I unwrap my brand spankin’ new 2021 calendar, the old timey kind made of card stock that you hang up somewhere like it’s the 1900s. I love new calendars, and I love fresh starts. But this year, I’m disheartened to find several of the same old disturbing problems following me into 2021. Certainly, I find this to be true in my personal life, concerning situations that affect me and my immediate family only. And even with a more wide angle view, I find this to be true on a broader national landscape too, concerning issues that follow and trouble many of us.
The calendar pages display definitive ends to seasons, but real life does not.
Looking out my office’s picture window, I take notice of the snow that’s hanging around in spite of the fact that our last snowstorm was a few weeks ago. One interesting thing about living in Colorado Springs is that while it frequently snows over the course of our fourteen months of winter (haha), it melts quickly. With over three hundred days of sunshine a year, it doesn’t stick around. But this latest snow has stuck around, encouraged to do so by cold temperatures the sun can’t overcome.
In life, too, it can feel like the warmth can’t overcome the cold.
Winter will do what winter does: bring chilly temps and snow. It’s best not to fight the facts on the weather — or our own troubles. While we can always count on God making all things new and hope getting the last word, we aren’t guaranteed right-here-right-now expiration dates on our troubles. We aren’t even guaranteed they will come to an end while we trod along on this broken and beautiful planet.
So, I make a cup of hot sweet and spicy orange tea. I pull out the red and black buffalo check flannel socks and stretch them over my size 11 feet. Even if I don’t particularly relish the season I’m in, I can still do what I can to restore a mindset for the good things it brings.
Chief of these is to get my hind-end in the Word of God each day, because in the words of Ann Voskamp, “God’s Word to you is never a passing word or line — God’s Word is your very lifeline. In tumultuous times, there is only one voice that can calm seas. When the sun rises in the window every morning, it comes on fire with a message to say, The One who is the Word wants to have a word with you.”
I read the Word to communicate with God and to know what He wants to communicate with me. And I read it to best know how to communicate with others too.
I have a choice each and every day: I can demonstrate the light and warmth of Christ to others or I can douse it.
In general, when it comes to processing things, I’m a crockpot set on low. It takes time for me to know how to say what I think about something. But there are those topics and viewpoints that can provoke me to quickly provide a knee-jerk response. And every time I do so, almost without fail, I regret what I say or write. I regret the way I’ve communicated it.
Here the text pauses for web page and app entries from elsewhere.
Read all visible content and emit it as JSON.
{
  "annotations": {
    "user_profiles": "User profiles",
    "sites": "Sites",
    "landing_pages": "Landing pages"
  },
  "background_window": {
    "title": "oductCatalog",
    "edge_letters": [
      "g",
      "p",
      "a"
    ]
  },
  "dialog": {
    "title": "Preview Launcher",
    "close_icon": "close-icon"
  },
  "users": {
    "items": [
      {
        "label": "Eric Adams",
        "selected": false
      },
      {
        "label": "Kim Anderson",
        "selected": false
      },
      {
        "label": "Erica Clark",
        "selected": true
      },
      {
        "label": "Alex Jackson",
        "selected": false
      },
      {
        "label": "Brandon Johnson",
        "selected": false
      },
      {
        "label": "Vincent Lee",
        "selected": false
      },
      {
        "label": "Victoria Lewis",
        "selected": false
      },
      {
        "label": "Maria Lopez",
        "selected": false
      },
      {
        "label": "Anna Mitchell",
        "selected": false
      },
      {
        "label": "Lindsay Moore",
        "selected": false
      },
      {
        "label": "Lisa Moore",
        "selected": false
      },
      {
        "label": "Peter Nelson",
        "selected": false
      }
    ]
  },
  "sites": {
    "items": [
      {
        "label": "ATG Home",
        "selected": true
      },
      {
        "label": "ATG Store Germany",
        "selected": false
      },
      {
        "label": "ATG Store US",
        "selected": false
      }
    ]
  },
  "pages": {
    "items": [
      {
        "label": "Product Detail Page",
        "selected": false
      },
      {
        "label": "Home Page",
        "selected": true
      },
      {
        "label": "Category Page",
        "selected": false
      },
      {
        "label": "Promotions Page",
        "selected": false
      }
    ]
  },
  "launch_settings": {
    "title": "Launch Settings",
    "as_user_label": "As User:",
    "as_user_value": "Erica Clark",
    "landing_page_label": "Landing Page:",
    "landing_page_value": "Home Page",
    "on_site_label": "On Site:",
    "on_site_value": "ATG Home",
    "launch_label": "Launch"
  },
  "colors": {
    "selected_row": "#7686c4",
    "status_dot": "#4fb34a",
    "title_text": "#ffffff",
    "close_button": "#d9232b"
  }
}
However, every time I’ve taken a beat (or a day or a weekend) to think about what I want to communicate, I’ve never regretted it. Pausing before posting doesn’t lessen the validity of my viewpoint or the courage of my conviction. But it lessens any biting tone or defensiveness I might bring to the conversation.
In general, I want to be one who engages with thoughtfulness rather than defensiveness. I want to reflect Christ by dealing with and not deflecting from the matter at hand.
So, the next time I read something and think, “Hmmm, I don’t really agree with that!” I will remember I have a choice in how I respond. Will I bring a spirit of dignity or divisiveness to the conversation? This doesn’t mean I pretend to agree with someone whose opinion is different from mine. No, I can bring dignity to the conversation and still disagree with what is said. However, I want to do this from a place where the Holy Spirit leads me to respond rather than Kristen reacting with her Big Important Opinion. When I refuse to slam out an immediate response, my words are more likely to reflect dignity over defensiveness.
It’s late afternoon now, and golden shafts of sunlight brighten up the snowy landscape. While I may not be able to control one whit of what’s going on outside my window, I can control how I respond to it.
Through word and action, I can choose to be the way someone else experiences the warmth of Christ. And in one small way, I contribute to a more hopeful season, no matter the calendar date.Leave a Comment